[Exercise objective]: Filter the entries down to the lines containing "title", and copy those lines.

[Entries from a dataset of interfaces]
= = =

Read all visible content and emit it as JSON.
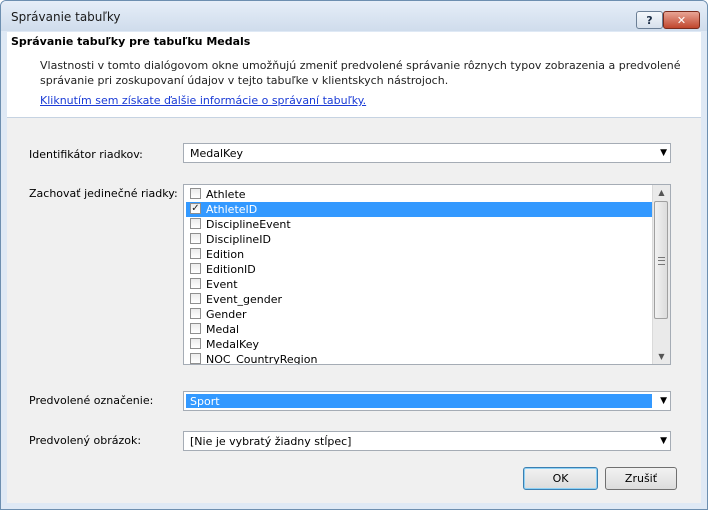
{
  "window": {
    "title": "Správanie tabuľky",
    "help_glyph": "?",
    "close_glyph": "✕"
  },
  "header": {
    "title": "Správanie tabuľky pre tabuľku Medals",
    "description": "Vlastnosti v tomto dialógovom okne umožňujú zmeniť predvolené správanie rôznych typov zobrazenia a predvolené správanie pri zoskupovaní údajov v tejto tabuľke v klientskych nástrojoch.",
    "link": "Kliknutím sem získate ďalšie informácie o správaní tabuľky."
  },
  "form": {
    "row_identifier": {
      "label": "Identifikátor riadkov:",
      "value": "MedalKey"
    },
    "keep_unique": {
      "label": "Zachovať jedinečné riadky:",
      "items": [
        {
          "label": "Athlete",
          "checked": false,
          "selected": false
        },
        {
          "label": "AthleteID",
          "checked": true,
          "selected": true
        },
        {
          "label": "DisciplineEvent",
          "checked": false,
          "selected": false
        },
        {
          "label": "DisciplineID",
          "checked": false,
          "selected": false
        },
        {
          "label": "Edition",
          "checked": false,
          "selected": false
        },
        {
          "label": "EditionID",
          "checked": false,
          "selected": false
        },
        {
          "label": "Event",
          "checked": false,
          "selected": false
        },
        {
          "label": "Event_gender",
          "checked": false,
          "selected": false
        },
        {
          "label": "Gender",
          "checked": false,
          "selected": false
        },
        {
          "label": "Medal",
          "checked": false,
          "selected": false
        },
        {
          "label": "MedalKey",
          "checked": false,
          "selected": false
        },
        {
          "label": "NOC_CountryRegion",
          "checked": false,
          "selected": false
        }
      ]
    },
    "default_label": {
      "label": "Predvolené označenie:",
      "value": "Sport"
    },
    "default_image": {
      "label": "Predvolený obrázok:",
      "value": "[Nie je vybratý žiadny stĺpec]"
    }
  },
  "buttons": {
    "ok": "OK",
    "cancel": "Zrušiť"
  },
  "icons": {
    "dropdown": "chevron-down-icon",
    "check": "checkmark-icon"
  },
  "colors": {
    "selection": "#3399ff",
    "link": "#1a3bd6"
  }
}
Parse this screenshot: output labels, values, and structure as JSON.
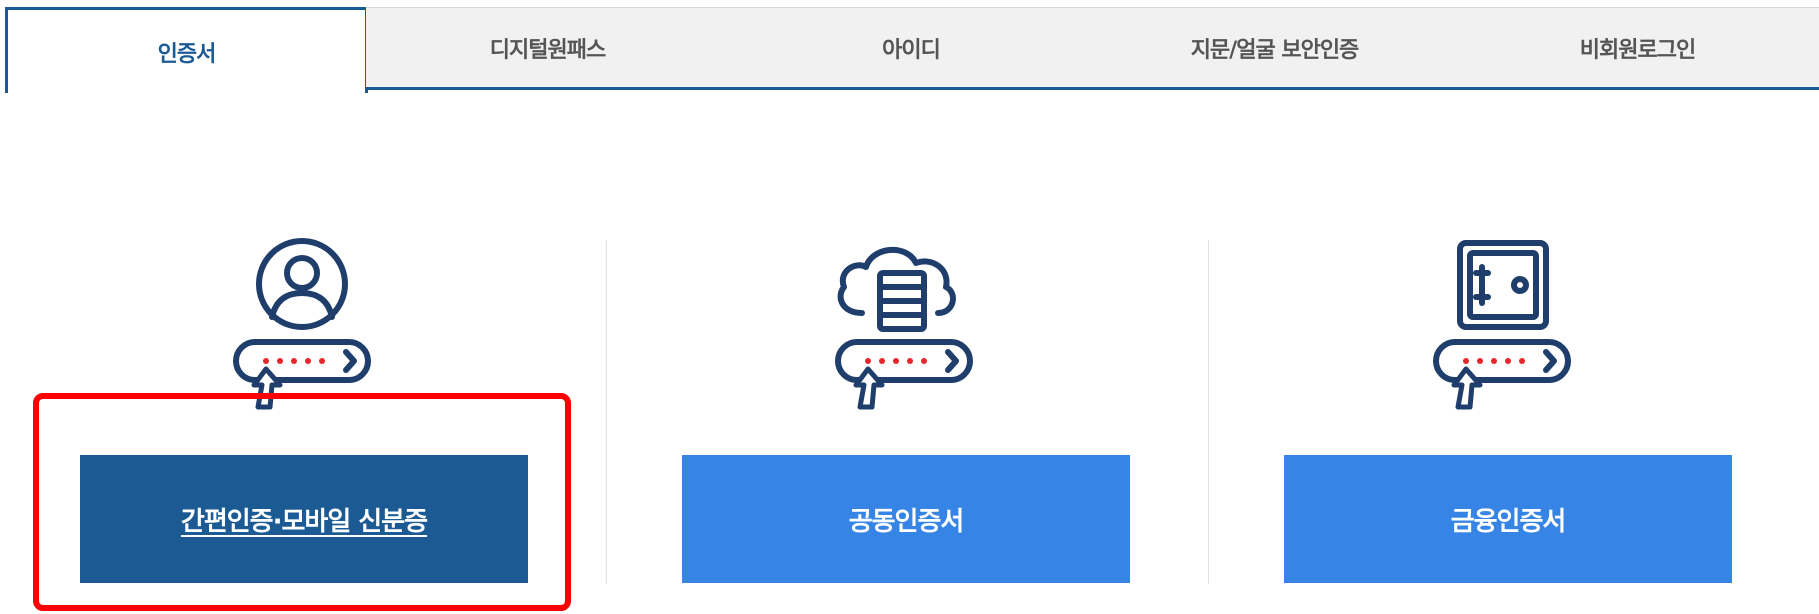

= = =

[Output of the exercise]:
    "title": "Správanie tabuľky",
    "title": "Správanie tabuľky pre tabuľku Medals",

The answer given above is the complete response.